What has worked in many churches is the "Buddy Program" in which children with special needs are assigned a person to accompany them to class. That person is specially trained on that child's needs and gets to know them. They can support that child however they need to get the most out of the class. Some churches even have an "individualized spiritual plan" for each child to ensure their spiritual needs are met. 

Some churches have sensory rooms in which children who are experiencing sensory overload can be calmed. Ellen Stumbo has a great post about how her little church is building one, and whyhere

Sometimes just having a room where a parent can take a child and still hear or view the sermon can be huge

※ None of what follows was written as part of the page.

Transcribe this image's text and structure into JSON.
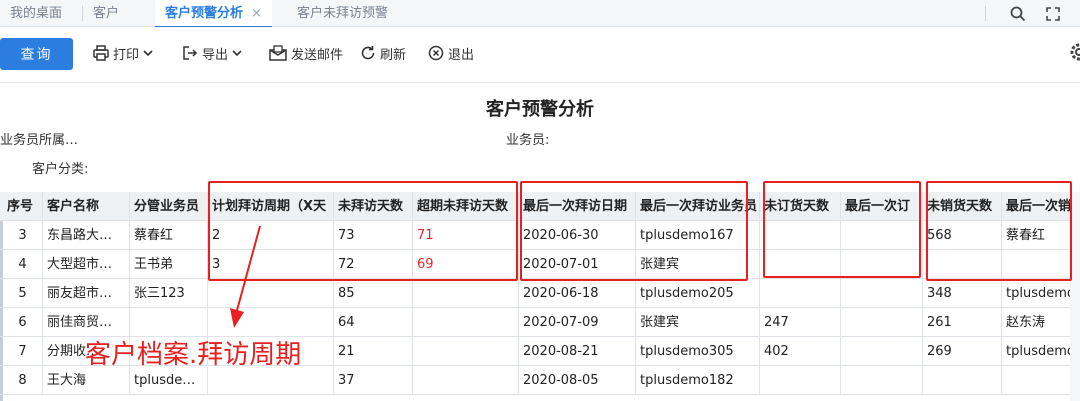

Now, as for the question of volunteers. I get it. I am a pastor's daughter. I know that finding church workers is so difficult, especially in small to mid-size churches. 

But I also know that when the heart of a church is worship, there is usually no shortage of willing musicians. When it is missions, the missions budget can surpass that of a much larger church. When a church emphasizes meeting the needs of the poor, the food pantry flourishes. 

We have got to start making these families a priority. 

As my friend, Ellen, so eloquently puts it, "Ultimately, it's not about the ministry; it is about the willingness and the hearts of acceptance." We know when a church is trying. We don't need perfection. We just want to be welcomed and for you to be willing to help us find a way to belong. 

We won't always be in crisis. Personally speaking, my family has a lot to offer. We have gifts and passions that we would love to share. Bo has a lot to offer in his unique package. We have grown so much from knowing and loving this little boy. We just want a church to see beyond the behavior to the gift. We want him to be wanted and welcomed. 

A friend of a friend shared this story in response to the letter. I cried when I read it. I would be undone with gratitude if someone responded to and accepted my Bo this way: 

This is heartbreaking. Our new piano teacher is part of a church with a passion for providing ministry to families with kids with special needs. We started going there and when I said I felt bad that Peter had spit on and slapped his assigned helper in kid's church, she responded that Jesus was spit on and far worse, so they guessed it would be just fine. THAT is what Jesus is looking for in His church body. NOT what is represented in this letter. - Jennifer Loque 

(I wrote a follow-up post to this one, in which I disagreed with something I said here and further expounded on some other ideas. Check it out.)